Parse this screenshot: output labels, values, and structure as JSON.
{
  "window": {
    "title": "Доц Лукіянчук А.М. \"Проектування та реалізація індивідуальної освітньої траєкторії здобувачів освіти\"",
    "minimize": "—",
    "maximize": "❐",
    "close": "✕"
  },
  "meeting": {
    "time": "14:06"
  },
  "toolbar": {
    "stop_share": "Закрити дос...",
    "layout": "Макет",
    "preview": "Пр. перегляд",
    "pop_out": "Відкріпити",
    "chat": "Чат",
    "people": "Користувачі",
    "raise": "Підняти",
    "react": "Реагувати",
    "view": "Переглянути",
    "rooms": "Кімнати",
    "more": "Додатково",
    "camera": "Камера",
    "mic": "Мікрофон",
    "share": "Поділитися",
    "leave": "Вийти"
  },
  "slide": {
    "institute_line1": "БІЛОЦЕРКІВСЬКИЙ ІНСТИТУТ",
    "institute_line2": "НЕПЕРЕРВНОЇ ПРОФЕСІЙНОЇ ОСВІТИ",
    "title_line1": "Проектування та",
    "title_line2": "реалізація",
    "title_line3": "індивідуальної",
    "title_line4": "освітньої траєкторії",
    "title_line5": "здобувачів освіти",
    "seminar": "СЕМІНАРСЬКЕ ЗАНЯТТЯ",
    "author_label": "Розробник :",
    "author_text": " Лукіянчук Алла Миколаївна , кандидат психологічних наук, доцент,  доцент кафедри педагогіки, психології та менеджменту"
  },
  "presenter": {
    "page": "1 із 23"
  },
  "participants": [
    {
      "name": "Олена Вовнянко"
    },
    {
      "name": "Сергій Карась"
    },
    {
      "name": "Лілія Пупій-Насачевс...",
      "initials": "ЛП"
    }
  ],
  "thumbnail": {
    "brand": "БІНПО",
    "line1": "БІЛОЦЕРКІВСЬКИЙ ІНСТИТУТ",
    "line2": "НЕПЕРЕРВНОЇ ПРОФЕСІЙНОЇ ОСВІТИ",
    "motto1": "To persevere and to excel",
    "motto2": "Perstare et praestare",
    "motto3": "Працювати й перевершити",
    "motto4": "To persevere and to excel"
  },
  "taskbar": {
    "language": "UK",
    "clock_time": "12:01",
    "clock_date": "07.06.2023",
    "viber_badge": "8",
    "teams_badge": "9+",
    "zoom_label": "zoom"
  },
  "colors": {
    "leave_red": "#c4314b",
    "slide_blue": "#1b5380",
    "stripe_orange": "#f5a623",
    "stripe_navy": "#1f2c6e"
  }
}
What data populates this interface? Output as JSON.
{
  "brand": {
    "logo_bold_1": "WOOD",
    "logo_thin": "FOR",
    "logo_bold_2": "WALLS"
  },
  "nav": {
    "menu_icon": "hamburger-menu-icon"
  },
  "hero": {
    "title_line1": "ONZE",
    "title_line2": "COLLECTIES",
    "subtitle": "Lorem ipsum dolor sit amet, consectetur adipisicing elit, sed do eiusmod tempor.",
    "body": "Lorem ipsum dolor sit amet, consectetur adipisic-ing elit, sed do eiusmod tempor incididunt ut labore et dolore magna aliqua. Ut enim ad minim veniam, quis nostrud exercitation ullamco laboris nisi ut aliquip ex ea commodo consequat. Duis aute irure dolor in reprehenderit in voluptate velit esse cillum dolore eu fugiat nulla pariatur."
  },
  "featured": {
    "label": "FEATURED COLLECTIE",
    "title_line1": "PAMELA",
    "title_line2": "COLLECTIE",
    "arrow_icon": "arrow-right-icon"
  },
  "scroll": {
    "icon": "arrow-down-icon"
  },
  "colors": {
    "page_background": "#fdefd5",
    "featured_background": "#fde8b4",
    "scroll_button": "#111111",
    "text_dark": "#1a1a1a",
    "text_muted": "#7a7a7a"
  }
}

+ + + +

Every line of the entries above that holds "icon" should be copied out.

    "menu_icon": "hamburger-menu-icon"
    "arrow_icon": "arrow-right-icon"
    "icon": "arrow-down-icon"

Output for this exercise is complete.